● What the task requires:
The response should be the data again, identical in every line.

Web page and app entries
..........

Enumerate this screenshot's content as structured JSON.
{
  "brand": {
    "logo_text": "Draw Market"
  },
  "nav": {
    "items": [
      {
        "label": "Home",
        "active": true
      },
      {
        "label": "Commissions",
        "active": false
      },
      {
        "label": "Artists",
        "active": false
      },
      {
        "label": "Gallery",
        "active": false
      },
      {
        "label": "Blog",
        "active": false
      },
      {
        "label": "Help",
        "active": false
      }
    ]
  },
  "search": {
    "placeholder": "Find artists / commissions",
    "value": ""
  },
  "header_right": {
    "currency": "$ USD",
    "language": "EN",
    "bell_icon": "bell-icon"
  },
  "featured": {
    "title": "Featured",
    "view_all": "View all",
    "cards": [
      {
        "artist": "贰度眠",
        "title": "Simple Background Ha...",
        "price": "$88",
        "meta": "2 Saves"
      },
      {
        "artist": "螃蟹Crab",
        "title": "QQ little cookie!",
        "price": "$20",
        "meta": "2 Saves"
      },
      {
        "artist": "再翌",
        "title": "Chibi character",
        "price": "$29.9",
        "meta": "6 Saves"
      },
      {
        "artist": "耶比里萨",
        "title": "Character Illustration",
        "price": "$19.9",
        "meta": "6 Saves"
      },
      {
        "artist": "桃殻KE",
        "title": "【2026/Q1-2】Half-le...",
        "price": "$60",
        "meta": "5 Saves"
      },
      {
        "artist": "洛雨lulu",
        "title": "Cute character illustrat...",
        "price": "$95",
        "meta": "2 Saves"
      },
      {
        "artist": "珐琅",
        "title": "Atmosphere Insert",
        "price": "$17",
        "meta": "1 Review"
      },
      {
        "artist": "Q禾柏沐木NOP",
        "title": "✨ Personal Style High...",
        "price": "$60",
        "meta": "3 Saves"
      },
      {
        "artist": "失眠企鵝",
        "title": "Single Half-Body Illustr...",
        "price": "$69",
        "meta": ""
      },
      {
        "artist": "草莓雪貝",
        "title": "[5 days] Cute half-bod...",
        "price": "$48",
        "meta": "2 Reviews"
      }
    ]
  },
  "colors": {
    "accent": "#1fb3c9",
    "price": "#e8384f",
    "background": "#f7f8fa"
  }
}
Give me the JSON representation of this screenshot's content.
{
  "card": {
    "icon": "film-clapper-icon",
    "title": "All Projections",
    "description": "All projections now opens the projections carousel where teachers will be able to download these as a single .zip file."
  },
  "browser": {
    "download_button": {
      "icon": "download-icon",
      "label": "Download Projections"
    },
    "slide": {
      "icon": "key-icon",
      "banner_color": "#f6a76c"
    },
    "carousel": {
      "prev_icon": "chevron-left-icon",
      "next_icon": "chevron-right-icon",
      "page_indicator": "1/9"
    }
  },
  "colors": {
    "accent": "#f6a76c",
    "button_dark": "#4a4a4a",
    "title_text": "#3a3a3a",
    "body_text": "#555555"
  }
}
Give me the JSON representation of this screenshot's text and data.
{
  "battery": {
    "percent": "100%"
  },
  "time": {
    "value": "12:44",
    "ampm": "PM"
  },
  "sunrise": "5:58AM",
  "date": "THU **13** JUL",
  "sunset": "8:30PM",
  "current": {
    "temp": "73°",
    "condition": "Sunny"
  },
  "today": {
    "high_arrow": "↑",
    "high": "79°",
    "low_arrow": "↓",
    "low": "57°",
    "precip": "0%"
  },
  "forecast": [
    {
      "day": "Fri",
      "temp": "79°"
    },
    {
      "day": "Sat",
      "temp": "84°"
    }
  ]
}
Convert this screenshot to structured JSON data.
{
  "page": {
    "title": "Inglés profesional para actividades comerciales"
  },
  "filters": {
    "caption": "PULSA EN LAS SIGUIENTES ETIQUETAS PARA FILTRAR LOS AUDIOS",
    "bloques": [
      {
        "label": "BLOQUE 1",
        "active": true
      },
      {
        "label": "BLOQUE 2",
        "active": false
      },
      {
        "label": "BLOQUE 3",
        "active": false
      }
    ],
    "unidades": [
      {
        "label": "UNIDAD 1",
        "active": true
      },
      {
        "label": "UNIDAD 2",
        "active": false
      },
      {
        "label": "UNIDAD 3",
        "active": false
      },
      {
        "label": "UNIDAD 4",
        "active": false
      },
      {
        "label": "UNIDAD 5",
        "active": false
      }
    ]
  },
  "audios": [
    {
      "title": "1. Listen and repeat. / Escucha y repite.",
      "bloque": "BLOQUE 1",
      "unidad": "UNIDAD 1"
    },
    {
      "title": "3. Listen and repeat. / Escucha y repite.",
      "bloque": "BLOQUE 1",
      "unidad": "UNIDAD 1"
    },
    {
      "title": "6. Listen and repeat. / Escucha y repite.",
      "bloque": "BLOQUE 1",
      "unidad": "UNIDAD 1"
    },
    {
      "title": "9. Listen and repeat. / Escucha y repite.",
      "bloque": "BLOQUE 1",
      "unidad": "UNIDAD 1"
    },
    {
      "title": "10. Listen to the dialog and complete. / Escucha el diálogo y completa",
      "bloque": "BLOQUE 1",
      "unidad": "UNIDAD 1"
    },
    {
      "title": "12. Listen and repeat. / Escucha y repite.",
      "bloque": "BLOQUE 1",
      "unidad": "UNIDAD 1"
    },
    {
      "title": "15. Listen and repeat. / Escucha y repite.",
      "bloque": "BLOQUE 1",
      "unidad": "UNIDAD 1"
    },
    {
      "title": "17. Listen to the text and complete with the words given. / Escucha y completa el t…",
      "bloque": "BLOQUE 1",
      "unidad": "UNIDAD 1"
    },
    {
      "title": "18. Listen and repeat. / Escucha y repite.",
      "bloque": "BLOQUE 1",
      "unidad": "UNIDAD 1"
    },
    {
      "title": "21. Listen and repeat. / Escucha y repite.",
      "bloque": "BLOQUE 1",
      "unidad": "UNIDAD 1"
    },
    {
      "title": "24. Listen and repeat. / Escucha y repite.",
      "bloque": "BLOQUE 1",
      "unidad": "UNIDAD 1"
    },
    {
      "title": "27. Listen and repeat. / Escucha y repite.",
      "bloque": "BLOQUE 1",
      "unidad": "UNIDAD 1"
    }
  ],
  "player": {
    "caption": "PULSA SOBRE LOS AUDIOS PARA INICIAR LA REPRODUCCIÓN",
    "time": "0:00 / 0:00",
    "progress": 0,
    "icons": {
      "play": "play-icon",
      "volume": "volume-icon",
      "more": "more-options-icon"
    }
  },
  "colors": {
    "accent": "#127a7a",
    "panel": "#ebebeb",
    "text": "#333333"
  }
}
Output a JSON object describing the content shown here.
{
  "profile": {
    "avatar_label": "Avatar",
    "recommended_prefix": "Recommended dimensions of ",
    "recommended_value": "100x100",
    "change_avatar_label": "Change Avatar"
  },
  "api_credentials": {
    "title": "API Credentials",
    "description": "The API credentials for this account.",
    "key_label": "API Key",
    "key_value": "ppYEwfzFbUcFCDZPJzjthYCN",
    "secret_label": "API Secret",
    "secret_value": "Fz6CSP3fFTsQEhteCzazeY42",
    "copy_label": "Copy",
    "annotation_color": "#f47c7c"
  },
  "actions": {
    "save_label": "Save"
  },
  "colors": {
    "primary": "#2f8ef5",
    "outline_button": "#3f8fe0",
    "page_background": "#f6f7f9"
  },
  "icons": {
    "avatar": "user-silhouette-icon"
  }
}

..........

● Output of the exercise:
Enumerate this screenshot's content as structured JSON.
{
  "brand": {
    "logo_text": "Draw Market"
  },
  "nav": {
    "items": [
      {
        "label": "Home",
        "active": true
      },
      {
        "label": "Commissions",
        "active": false
      },
      {
        "label": "Artists",
        "active": false
      },
      {
        "label": "Gallery",
        "active": false
      },
      {
        "label": "Blog",
        "active": false
      },
      {
        "label": "Help",
        "active": false
      }
    ]
  },
  "search": {
    "placeholder": "Find artists / commissions",
    "value": ""
  },
  "header_right": {
    "currency": "$ USD",
    "language": "EN",
    "bell_icon": "bell-icon"
  },
  "featured": {
    "title": "Featured",
    "view_all": "View all",
    "cards": [
      {
        "artist": "贰度眠",
        "title": "Simple Background Ha...",
        "price": "$88",
        "meta": "2 Saves"
      },
      {
        "artist": "螃蟹Crab",
        "title": "QQ little cookie!",
        "price": "$20",
        "meta": "2 Saves"
      },
      {
        "artist": "再翌",
        "title": "Chibi character",
        "price": "$29.9",
        "meta": "6 Saves"
      },
      {
        "artist": "耶比里萨",
        "title": "Character Illustration",
        "price": "$19.9",
        "meta": "6 Saves"
      },
      {
        "artist": "桃殻KE",
        "title": "【2026/Q1-2】Half-le...",
        "price": "$60",
        "meta": "5 Saves"
      },
      {
        "artist": "洛雨lulu",
        "title": "Cute character illustrat...",
        "price": "$95",
        "meta": "2 Saves"
      },
      {
        "artist": "珐琅",
        "title": "Atmosphere Insert",
        "price": "$17",
        "meta": "1 Review"
      },
      {
        "artist": "Q禾柏沐木NOP",
        "title": "✨ Personal Style High...",
        "price": "$60",
        "meta": "3 Saves"
      },
      {
        "artist": "失眠企鵝",
        "title": "Single Half-Body Illustr...",
        "price": "$69",
        "meta": ""
      },
      {
        "artist": "草莓雪貝",
        "title": "[5 days] Cute half-bod...",
        "price": "$48",
        "meta": "2 Reviews"
      }
    ]
  },
  "colors": {
    "accent": "#1fb3c9",
    "price": "#e8384f",
    "background": "#f7f8fa"
  }
}
Give me the JSON representation of this screenshot's content.
{
  "card": {
    "icon": "film-clapper-icon",
    "title": "All Projections",
    "description": "All projections now opens the projections carousel where teachers will be able to download these as a single .zip file."
  },
  "browser": {
    "download_button": {
      "icon": "download-icon",
      "label": "Download Projections"
    },
    "slide": {
      "icon": "key-icon",
      "banner_color": "#f6a76c"
    },
    "carousel": {
      "prev_icon": "chevron-left-icon",
      "next_icon": "chevron-right-icon",
      "page_indicator": "1/9"
    }
  },
  "colors": {
    "accent": "#f6a76c",
    "button_dark": "#4a4a4a",
    "title_text": "#3a3a3a",
    "body_text": "#555555"
  }
}
Give me the JSON representation of this screenshot's text and data.
{
  "battery": {
    "percent": "100%"
  },
  "time": {
    "value": "12:44",
    "ampm": "PM"
  },
  "sunrise": "5:58AM",
  "date": "THU **13** JUL",
  "sunset": "8:30PM",
  "current": {
    "temp": "73°",
    "condition": "Sunny"
  },
  "today": {
    "high_arrow": "↑",
    "high": "79°",
    "low_arrow": "↓",
    "low": "57°",
    "precip": "0%"
  },
  "forecast": [
    {
      "day": "Fri",
      "temp": "79°"
    },
    {
      "day": "Sat",
      "temp": "84°"
    }
  ]
}
Convert this screenshot to structured JSON data.
{
  "page": {
    "title": "Inglés profesional para actividades comerciales"
  },
  "filters": {
    "caption": "PULSA EN LAS SIGUIENTES ETIQUETAS PARA FILTRAR LOS AUDIOS",
    "bloques": [
      {
        "label": "BLOQUE 1",
        "active": true
      },
      {
        "label": "BLOQUE 2",
        "active": false
      },
      {
        "label": "BLOQUE 3",
        "active": false
      }
    ],
    "unidades": [
      {
        "label": "UNIDAD 1",
        "active": true
      },
      {
        "label": "UNIDAD 2",
        "active": false
      },
      {
        "label": "UNIDAD 3",
        "active": false
      },
      {
        "label": "UNIDAD 4",
        "active": false
      },
      {
        "label": "UNIDAD 5",
        "active": false
      }
    ]
  },
  "audios": [
    {
      "title": "1. Listen and repeat. / Escucha y repite.",
      "bloque": "BLOQUE 1",
      "unidad": "UNIDAD 1"
    },
    {
      "title": "3. Listen and repeat. / Escucha y repite.",
      "bloque": "BLOQUE 1",
      "unidad": "UNIDAD 1"
    },
    {
      "title": "6. Listen and repeat. / Escucha y repite.",
      "bloque": "BLOQUE 1",
      "unidad": "UNIDAD 1"
    },
    {
      "title": "9. Listen and repeat. / Escucha y repite.",
      "bloque": "BLOQUE 1",
      "unidad": "UNIDAD 1"
    },
    {
      "title": "10. Listen to the dialog and complete. / Escucha el diálogo y completa",
      "bloque": "BLOQUE 1",
      "unidad": "UNIDAD 1"
    },
    {
      "title": "12. Listen and repeat. / Escucha y repite.",
      "bloque": "BLOQUE 1",
      "unidad": "UNIDAD 1"
    },
    {
      "title": "15. Listen and repeat. / Escucha y repite.",
      "bloque": "BLOQUE 1",
      "unidad": "UNIDAD 1"
    },
    {
      "title": "17. Listen to the text and complete with the words given. / Escucha y completa el t…",
      "bloque": "BLOQUE 1",
      "unidad": "UNIDAD 1"
    },
    {
      "title": "18. Listen and repeat. / Escucha y repite.",
      "bloque": "BLOQUE 1",
      "unidad": "UNIDAD 1"
    },
    {
      "title": "21. Listen and repeat. / Escucha y repite.",
      "bloque": "BLOQUE 1",
      "unidad": "UNIDAD 1"
    },
    {
      "title": "24. Listen and repeat. / Escucha y repite.",
      "bloque": "BLOQUE 1",
      "unidad": "UNIDAD 1"
    },
    {
      "title": "27. Listen and repeat. / Escucha y repite.",
      "bloque": "BLOQUE 1",
      "unidad": "UNIDAD 1"
    }
  ],
  "player": {
    "caption": "PULSA SOBRE LOS AUDIOS PARA INICIAR LA REPRODUCCIÓN",
    "time": "0:00 / 0:00",
    "progress": 0,
    "icons": {
      "play": "play-icon",
      "volume": "volume-icon",
      "more": "more-options-icon"
    }
  },
  "colors": {
    "accent": "#127a7a",
    "panel": "#ebebeb",
    "text": "#333333"
  }
}
Output a JSON object describing the content shown here.
{
  "profile": {
    "avatar_label": "Avatar",
    "recommended_prefix": "Recommended dimensions of ",
    "recommended_value": "100x100",
    "change_avatar_label": "Change Avatar"
  },
  "api_credentials": {
    "title": "API Credentials",
    "description": "The API credentials for this account.",
    "key_label": "API Key",
    "key_value": "ppYEwfzFbUcFCDZPJzjthYCN",
    "secret_label": "API Secret",
    "secret_value": "Fz6CSP3fFTsQEhteCzazeY42",
    "copy_label": "Copy",
    "annotation_color": "#f47c7c"
  },
  "actions": {
    "save_label": "Save"
  },
  "colors": {
    "primary": "#2f8ef5",
    "outline_button": "#3f8fe0",
    "page_background": "#f6f7f9"
  },
  "icons": {
    "avatar": "user-silhouette-icon"
  }
}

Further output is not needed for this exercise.